Plan ahead and follow our safety tips to steer clear of these common kitchen catastrophes:
1. Slips and falls. Clean up spills as soon as they happen, and check the floor periodically while you’re cooking to make sure there are no peels or other slippery debris underfoot.
2. Cuts from kitchen knives. Keep your knives in a block or in a separate container within a kitchen drawer. If you have kids, make sure the block or drawer is well out of their reach. And keep your knives sharp – dull knives can slip off the surface of what you’re trying to slice or chop, and cut your hand instead.
3. Kitchen fires. First, do all you can to prevent fires and burns:
- Keep appliances clean and in good repair. Crumbs in the toaster oven or gunk left in the microwave or oven can catch fire. And if your appliances are doing something weird – say, making an odd noise they weren’t before – stop using them and call a repairman.
- Keep towels away from the stove. Both cloth and paper towels can catch fire easily if left too close to a burner.
- Choose your clothing wisely. Long, flowy sleeves, scarves, neckties – any of these can drag over a hot burner and catch fire, or dip into a boiling pot of water. Tying long hair back while cooking is also a good idea.
- Unplug appliances when not in use. Faulty wiring in your toaster or microwave can spark a fire even when you aren’t using it.
- Never leave pots or pans of cooking food unattended. Kids, pets, a strong breeze – you never know what might happen. Keep pot handles turned toward the center of the stove too, so no one can bump into them.
- Get a kitchen fire extinguisher and know how to use it. Check the pressure gauge monthly to make sure the needle is in the green area (if not, replace it). Also replace it if there are any cracks in the hose or handle, or if the nozzle is blocked with debris.

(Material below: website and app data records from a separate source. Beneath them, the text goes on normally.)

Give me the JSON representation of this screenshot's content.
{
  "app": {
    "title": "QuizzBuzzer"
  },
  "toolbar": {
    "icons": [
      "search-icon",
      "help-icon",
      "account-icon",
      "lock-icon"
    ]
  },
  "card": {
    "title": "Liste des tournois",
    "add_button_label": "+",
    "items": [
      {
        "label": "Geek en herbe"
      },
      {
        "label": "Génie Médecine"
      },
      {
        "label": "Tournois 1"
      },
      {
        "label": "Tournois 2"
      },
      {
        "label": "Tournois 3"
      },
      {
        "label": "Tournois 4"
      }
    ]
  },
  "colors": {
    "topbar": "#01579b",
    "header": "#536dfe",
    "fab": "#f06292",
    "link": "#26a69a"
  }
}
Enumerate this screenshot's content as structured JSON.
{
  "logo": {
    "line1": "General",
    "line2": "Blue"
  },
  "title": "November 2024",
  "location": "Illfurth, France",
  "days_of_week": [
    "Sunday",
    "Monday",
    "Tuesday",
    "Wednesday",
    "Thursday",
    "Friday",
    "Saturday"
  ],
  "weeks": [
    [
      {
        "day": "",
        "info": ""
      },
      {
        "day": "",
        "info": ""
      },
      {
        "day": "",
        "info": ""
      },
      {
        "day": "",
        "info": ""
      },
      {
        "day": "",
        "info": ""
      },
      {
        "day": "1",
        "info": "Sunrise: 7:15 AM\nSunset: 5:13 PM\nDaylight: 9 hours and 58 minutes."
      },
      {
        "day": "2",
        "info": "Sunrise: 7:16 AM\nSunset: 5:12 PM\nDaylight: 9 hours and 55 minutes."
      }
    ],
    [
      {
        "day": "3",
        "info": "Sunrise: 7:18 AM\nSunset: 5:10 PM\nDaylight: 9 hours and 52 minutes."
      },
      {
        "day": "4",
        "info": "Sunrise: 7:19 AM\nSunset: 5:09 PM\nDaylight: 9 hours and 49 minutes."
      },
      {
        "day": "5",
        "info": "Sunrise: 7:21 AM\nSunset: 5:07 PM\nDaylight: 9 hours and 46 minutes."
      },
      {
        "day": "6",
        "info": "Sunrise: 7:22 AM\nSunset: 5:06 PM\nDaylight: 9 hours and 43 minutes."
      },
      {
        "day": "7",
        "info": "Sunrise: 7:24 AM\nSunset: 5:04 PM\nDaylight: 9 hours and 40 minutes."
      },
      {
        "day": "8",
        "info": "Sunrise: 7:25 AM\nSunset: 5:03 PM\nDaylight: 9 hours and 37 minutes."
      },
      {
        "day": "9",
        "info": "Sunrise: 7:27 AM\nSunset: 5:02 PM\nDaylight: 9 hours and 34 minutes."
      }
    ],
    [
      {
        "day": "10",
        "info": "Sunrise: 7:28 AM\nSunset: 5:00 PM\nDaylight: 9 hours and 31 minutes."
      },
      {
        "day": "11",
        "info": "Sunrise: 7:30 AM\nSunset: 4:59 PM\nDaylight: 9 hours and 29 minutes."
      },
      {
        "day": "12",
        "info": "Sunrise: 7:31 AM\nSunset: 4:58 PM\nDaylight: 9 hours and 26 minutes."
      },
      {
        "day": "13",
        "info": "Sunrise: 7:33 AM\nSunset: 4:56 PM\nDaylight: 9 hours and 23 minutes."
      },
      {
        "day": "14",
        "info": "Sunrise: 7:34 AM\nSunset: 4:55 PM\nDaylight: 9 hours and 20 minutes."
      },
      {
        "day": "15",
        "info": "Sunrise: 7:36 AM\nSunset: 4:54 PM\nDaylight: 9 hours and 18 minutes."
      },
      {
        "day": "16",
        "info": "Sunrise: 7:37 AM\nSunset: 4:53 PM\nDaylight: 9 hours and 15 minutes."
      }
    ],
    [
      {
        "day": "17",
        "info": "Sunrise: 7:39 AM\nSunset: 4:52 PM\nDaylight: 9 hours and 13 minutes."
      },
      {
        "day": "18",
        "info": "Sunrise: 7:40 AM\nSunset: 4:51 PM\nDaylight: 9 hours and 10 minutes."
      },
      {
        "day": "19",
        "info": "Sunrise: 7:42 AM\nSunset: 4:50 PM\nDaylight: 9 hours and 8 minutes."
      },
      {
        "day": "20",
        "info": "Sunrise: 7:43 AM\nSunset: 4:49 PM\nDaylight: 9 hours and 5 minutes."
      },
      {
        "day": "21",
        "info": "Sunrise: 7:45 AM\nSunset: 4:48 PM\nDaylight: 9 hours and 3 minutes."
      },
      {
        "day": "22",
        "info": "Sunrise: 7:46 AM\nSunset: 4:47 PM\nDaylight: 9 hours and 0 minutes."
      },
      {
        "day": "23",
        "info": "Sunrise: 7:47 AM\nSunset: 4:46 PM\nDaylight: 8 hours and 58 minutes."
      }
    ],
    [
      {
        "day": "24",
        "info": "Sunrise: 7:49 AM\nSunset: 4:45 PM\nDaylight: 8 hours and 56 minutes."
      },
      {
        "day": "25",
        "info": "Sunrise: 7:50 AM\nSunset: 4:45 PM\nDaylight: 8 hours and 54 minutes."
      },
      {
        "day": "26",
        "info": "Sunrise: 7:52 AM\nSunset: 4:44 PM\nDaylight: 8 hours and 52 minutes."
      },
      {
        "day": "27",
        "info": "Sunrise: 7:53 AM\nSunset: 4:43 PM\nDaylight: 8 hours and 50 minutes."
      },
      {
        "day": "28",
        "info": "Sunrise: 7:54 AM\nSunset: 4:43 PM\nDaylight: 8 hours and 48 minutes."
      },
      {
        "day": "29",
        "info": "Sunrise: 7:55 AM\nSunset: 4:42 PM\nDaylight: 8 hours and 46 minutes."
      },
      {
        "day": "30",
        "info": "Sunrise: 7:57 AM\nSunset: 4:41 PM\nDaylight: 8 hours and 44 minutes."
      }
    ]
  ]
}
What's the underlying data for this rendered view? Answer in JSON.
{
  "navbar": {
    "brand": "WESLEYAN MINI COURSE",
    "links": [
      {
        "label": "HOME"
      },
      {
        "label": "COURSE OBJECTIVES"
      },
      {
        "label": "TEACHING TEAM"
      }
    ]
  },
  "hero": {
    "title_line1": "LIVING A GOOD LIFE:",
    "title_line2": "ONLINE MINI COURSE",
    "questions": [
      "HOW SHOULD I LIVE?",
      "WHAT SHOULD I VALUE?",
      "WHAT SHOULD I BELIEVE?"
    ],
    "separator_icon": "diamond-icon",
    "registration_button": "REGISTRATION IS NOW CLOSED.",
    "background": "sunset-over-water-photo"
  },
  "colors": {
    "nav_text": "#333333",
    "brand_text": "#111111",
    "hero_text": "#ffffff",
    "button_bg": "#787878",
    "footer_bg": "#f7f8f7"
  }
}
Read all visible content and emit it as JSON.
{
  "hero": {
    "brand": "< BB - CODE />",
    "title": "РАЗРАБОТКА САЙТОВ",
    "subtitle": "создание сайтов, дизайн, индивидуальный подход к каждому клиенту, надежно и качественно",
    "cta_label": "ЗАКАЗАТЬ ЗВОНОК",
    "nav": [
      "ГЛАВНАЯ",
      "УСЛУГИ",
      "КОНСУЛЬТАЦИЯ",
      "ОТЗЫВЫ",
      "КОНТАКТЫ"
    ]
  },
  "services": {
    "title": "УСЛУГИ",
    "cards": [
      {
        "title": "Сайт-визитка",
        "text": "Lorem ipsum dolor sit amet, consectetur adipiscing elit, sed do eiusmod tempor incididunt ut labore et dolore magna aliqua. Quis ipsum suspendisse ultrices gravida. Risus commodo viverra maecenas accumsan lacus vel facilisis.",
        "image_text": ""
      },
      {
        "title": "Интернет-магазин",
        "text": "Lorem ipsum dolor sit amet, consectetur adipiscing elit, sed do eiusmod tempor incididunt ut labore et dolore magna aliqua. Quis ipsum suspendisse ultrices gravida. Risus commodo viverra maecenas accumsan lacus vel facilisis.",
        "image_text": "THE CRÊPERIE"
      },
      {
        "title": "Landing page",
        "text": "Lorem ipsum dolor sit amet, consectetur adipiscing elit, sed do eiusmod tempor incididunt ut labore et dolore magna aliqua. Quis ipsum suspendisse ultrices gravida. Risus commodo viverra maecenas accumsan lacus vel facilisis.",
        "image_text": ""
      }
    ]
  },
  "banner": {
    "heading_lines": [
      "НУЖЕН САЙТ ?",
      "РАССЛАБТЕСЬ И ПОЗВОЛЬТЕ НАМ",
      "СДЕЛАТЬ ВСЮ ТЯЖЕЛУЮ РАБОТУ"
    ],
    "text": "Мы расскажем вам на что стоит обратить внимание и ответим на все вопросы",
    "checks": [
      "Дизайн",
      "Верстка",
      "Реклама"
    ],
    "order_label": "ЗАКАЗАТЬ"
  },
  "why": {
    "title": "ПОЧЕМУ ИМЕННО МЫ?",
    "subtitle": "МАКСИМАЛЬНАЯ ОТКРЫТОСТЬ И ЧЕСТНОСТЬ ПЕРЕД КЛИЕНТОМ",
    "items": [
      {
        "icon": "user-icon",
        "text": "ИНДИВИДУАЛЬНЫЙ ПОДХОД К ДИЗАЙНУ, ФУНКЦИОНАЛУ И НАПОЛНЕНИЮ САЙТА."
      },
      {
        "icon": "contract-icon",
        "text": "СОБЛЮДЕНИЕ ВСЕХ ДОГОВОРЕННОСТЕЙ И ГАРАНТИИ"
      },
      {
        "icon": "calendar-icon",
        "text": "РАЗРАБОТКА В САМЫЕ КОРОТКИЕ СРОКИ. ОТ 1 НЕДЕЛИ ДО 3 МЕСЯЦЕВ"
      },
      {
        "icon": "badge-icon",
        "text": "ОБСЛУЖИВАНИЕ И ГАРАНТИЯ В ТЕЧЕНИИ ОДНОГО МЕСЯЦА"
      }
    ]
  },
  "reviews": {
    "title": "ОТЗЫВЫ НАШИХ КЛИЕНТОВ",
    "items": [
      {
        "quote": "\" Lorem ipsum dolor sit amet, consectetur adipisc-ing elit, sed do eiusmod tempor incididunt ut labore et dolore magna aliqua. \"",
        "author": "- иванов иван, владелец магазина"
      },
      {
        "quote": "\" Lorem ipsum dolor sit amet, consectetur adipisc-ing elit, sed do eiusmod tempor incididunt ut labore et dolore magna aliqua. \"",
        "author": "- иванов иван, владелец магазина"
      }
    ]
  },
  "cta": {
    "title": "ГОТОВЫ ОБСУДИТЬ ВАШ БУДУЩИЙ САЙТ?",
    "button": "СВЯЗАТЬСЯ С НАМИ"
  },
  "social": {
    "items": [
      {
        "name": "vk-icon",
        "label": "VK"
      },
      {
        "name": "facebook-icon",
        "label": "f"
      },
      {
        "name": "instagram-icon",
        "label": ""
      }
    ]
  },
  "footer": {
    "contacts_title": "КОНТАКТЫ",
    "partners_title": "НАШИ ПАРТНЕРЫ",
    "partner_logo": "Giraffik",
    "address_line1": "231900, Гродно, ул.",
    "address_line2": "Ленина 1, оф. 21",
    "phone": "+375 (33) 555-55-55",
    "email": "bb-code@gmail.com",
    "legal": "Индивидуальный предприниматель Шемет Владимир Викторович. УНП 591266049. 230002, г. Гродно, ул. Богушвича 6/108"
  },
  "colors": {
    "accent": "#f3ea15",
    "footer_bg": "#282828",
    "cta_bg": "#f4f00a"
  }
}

Second, know what to do if there is a fire:
- Oven fires. Shut the door to the oven or microwave. The lack of oxygen should stifle the fire. If the fire doesn’t seem to be dying down, call 911.
- Stovetop fires. If a pan catches fire, use a potholder or oven mitt to clap a lid on it, and take it off the burner – following the same principle of cutting off oxygen to flames. If you don’t have a lid, use your fire extinguisher.
- Never pour water on a grease fire. It can make it worse. You can douse the flames with baking soda or salt, but don’t use flour – it can actually explode.
If all these measures fail, dial 911 immediately and evacuate your home. And of course, make sure you have comprehensive homeowners insurance in case, despite all your precautions, a kitchen fire gets out of hand.